2012 Moth Ball Interviews: Celebrity Guests on Storytelling and Scorsese

Since George Dawes Green started The Moth in his living room 15 years ago, the organization has had one clear mantra: great storytelling. So it’s no surprise that the honoree of their annual ball, held Tuesday night at Capitale in New York City, was one Martin Scorsese.
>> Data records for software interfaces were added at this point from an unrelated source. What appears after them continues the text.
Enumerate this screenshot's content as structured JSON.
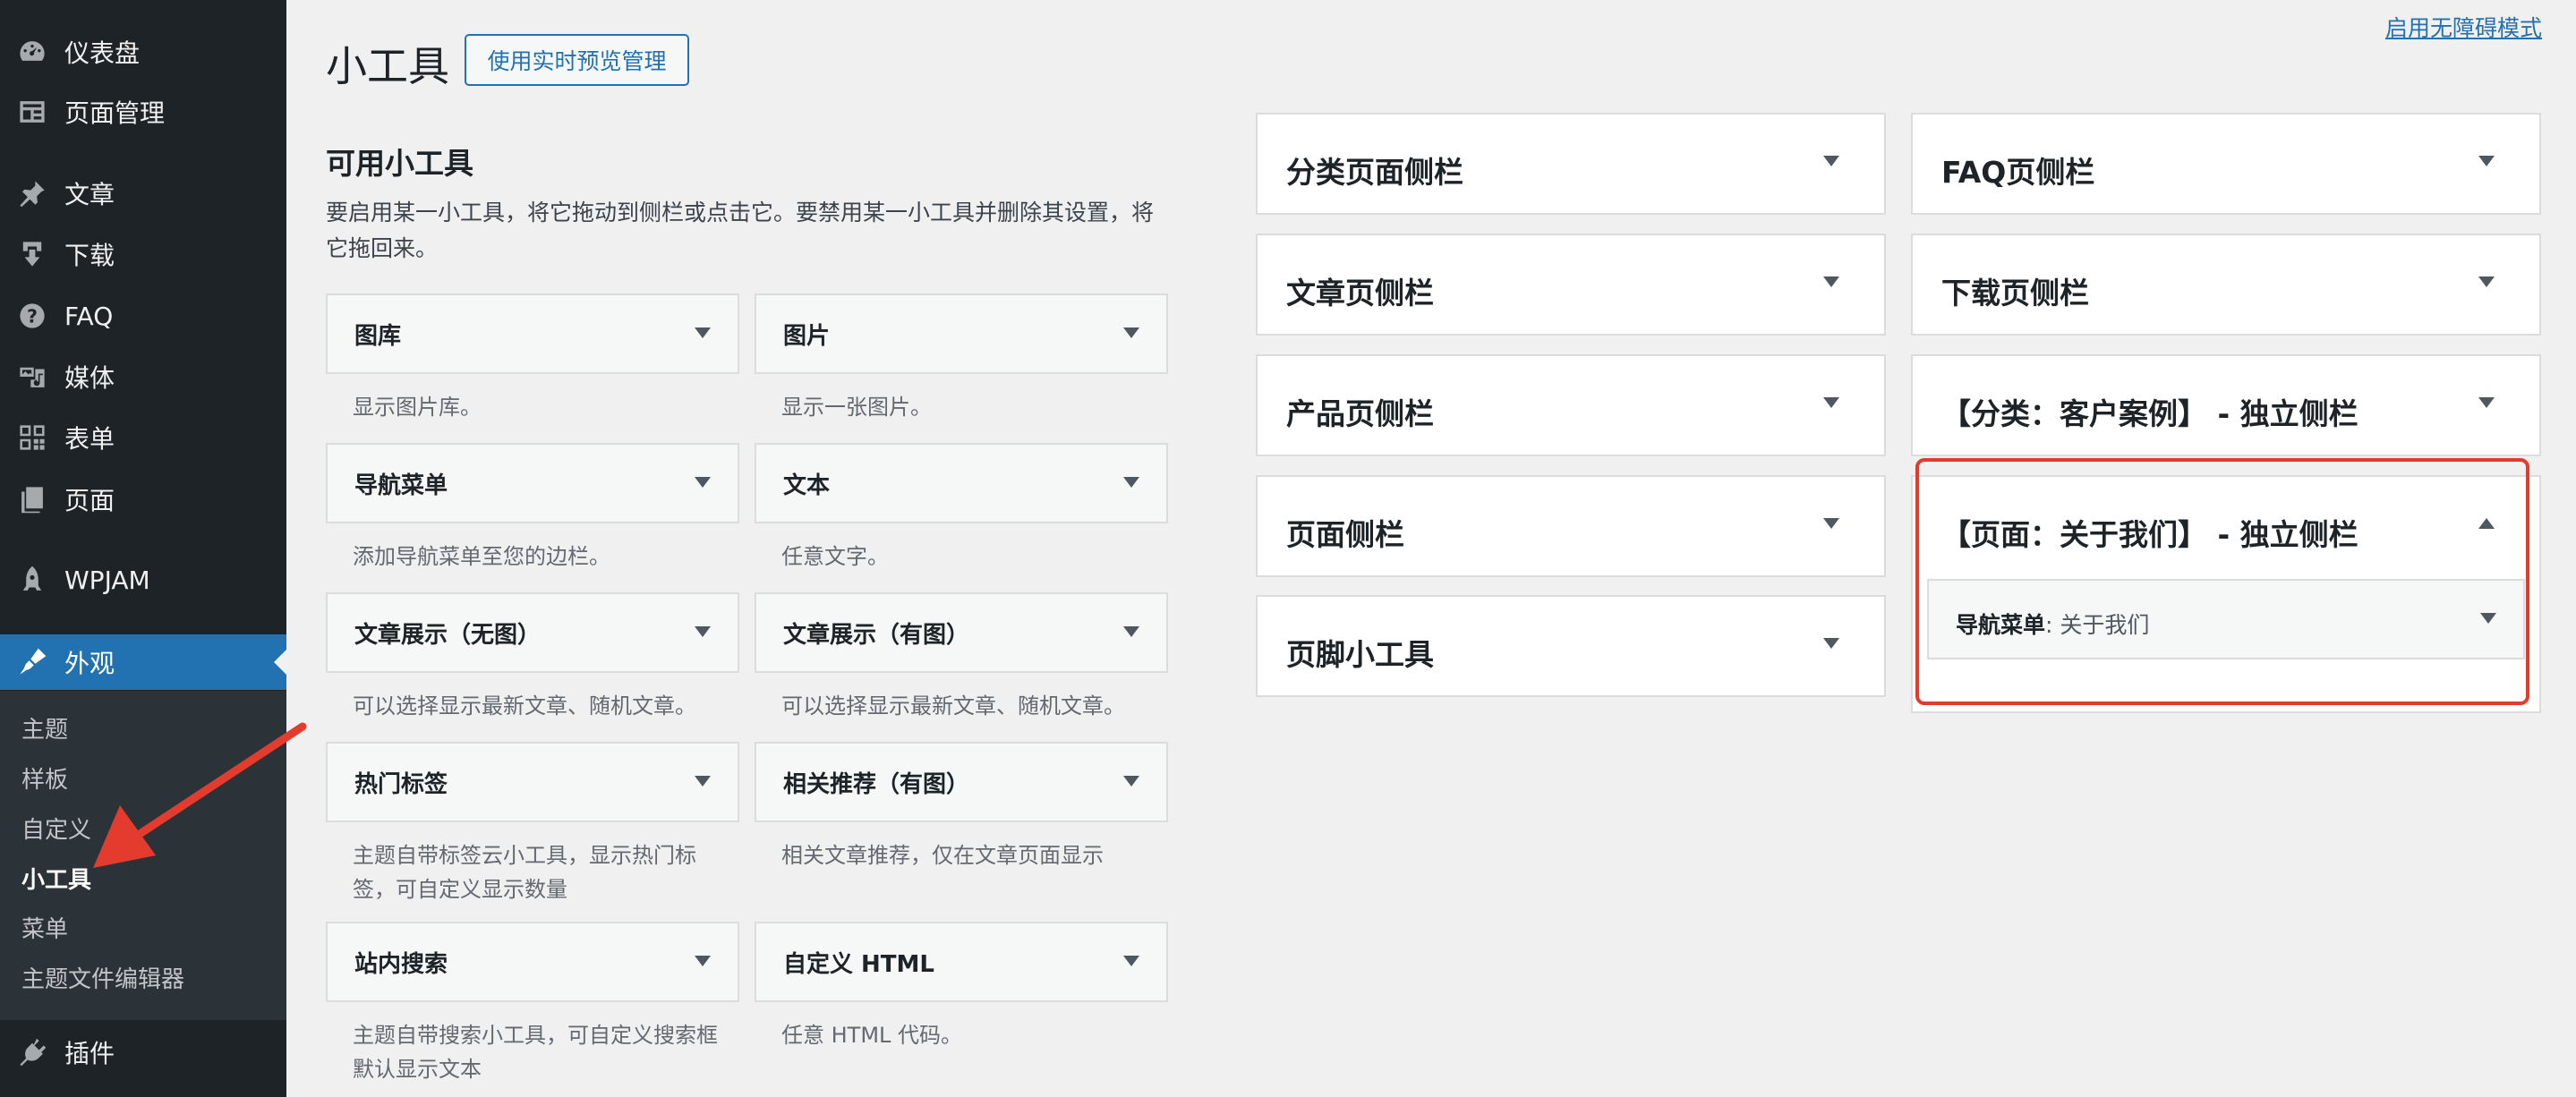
{
  "sidebar_menu": {
    "items": [
      {
        "label": "仪表盘",
        "icon": "dashboard-icon"
      },
      {
        "label": "页面管理",
        "icon": "page-manage-icon"
      },
      {
        "label": "文章",
        "icon": "pin-icon"
      },
      {
        "label": "下载",
        "icon": "download-icon"
      },
      {
        "label": "FAQ",
        "icon": "help-icon"
      },
      {
        "label": "媒体",
        "icon": "media-icon"
      },
      {
        "label": "表单",
        "icon": "form-icon"
      },
      {
        "label": "页面",
        "icon": "pages-icon"
      },
      {
        "label": "WPJAM",
        "icon": "rocket-icon"
      },
      {
        "label": "外观",
        "icon": "brush-icon",
        "current": true
      },
      {
        "label": "插件",
        "icon": "plugin-icon"
      }
    ],
    "submenu": [
      "主题",
      "样板",
      "自定义",
      "小工具",
      "菜单",
      "主题文件编辑器"
    ],
    "active_submenu": "小工具"
  },
  "header": {
    "title": "小工具",
    "preview_button": "使用实时预览管理",
    "accessibility_link": "启用无障碍模式"
  },
  "available": {
    "heading": "可用小工具",
    "description": "要启用某一小工具，将它拖动到侧栏或点击它。要禁用某一小工具并删除其设置，将它拖回来。",
    "widgets": [
      {
        "title": "图库",
        "desc": "显示图片库。"
      },
      {
        "title": "图片",
        "desc": "显示一张图片。"
      },
      {
        "title": "导航菜单",
        "desc": "添加导航菜单至您的边栏。"
      },
      {
        "title": "文本",
        "desc": "任意文字。"
      },
      {
        "title": "文章展示（无图）",
        "desc": "可以选择显示最新文章、随机文章。"
      },
      {
        "title": "文章展示（有图）",
        "desc": "可以选择显示最新文章、随机文章。"
      },
      {
        "title": "热门标签",
        "desc": "主题自带标签云小工具，显示热门标签，可自定义显示数量"
      },
      {
        "title": "相关推荐（有图）",
        "desc": "相关文章推荐，仅在文章页面显示"
      },
      {
        "title": "站内搜索",
        "desc": "主题自带搜索小工具，可自定义搜索框默认显示文本"
      },
      {
        "title": "自定义 HTML",
        "desc": "任意 HTML 代码。"
      }
    ]
  },
  "sidebars": {
    "left_column": [
      "分类页面侧栏",
      "文章页侧栏",
      "产品页侧栏",
      "页面侧栏",
      "页脚小工具"
    ],
    "right_column": [
      "FAQ页侧栏",
      "下载页侧栏",
      "【分类：客户案例】 - 独立侧栏",
      "【页面：关于我们】 - 独立侧栏"
    ],
    "expanded_widget": {
      "type": "导航菜单",
      "title": ": 关于我们"
    }
  },
  "colors": {
    "sidebar_bg": "#1d2327",
    "accent": "#2271b1",
    "highlight": "#e33b2e"
  }
}
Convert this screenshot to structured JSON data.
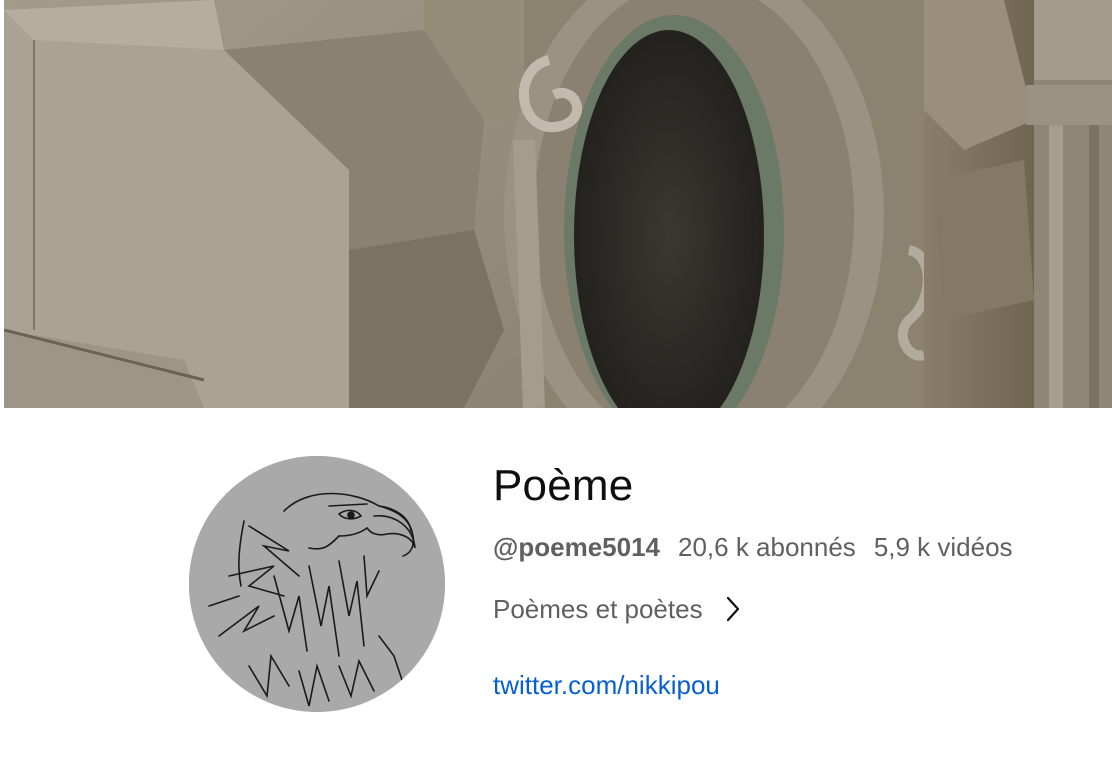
{
  "channel": {
    "title": "Poème",
    "handle": "@poeme5014",
    "subscribers": "20,6 k abonnés",
    "videos": "5,9 k vidéos",
    "description": "Poèmes et poètes",
    "link": "twitter.com/nikkipou"
  },
  "colors": {
    "link": "#065fd4",
    "secondary_text": "#606060",
    "primary_text": "#0f0f0f"
  },
  "icons": {
    "description_more": "chevron-right-icon"
  }
}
It’s a difficult task to sum up the essence of his ever-evolving oeuvre, but perhaps award-presenter Adam Gopnik did it best when he discerned that at the heart of every Scorsese film is “an act of verbal aggression.” In a broader sense, this pronouncement encapsulated the theme of the night: a Moth story is like Scorsese — you can peel back the layers and get even more (which is why, if you’re looking for a challenge, we recommend listening to their podcast on an erratic, crowded subway train, where hitting an iPhone’s microscopic rewind button while standing is perilous).

For exclusive interviews from the evening, click through our celebrity slideshow featuring: Darryl “DMC” McDaniels, the stars of White Collar (Tiffani Thiessen-Smith, Matt Bomer, and Tim Dekay), comedian Mike Birbiglia and Jen Stein, Top Chef host Padma Lakshmi, Kyp Malone of TV On The Radio, Joan Firestone (Executive Director of The Moth), and Royal Pains stars Reshma Shetty and Paulo Costanzo.

Photo credit: Robin Damore

Darryl “DMC” McDaniels, three-time Moth contributor 

Flavorwire: What is the key to telling a really great story?

DMC: Be honest and truthful. Even if you’re making up a story — tell it honestly.

FW: Do you consider yourself a storyteller?

DMC: No, I don’t.

FW: Wait, you don’t?

DMC: Well now I do. I found out that I was adopted at age 35, and I didn’t know my whole life. And so The Moth heard about it, and at first I wasn’t even going to put that on records, and then they said, “Get up there and just tell your story.” And I was like, “There’s no script?” And I did three of them and it brought me healing — which is so crazy.

FW: Do you have a favorite Scorsese film?

DMC: Raging Bull, with Robert De Niro playing Jake LaMotta. The stuff that he did outside of the ring, was so, you know, heartbreaking, inspiring. Because most of the time you see people, celebrities — the truth is they’re just no different from anybody else. That’s what a good story will let you know.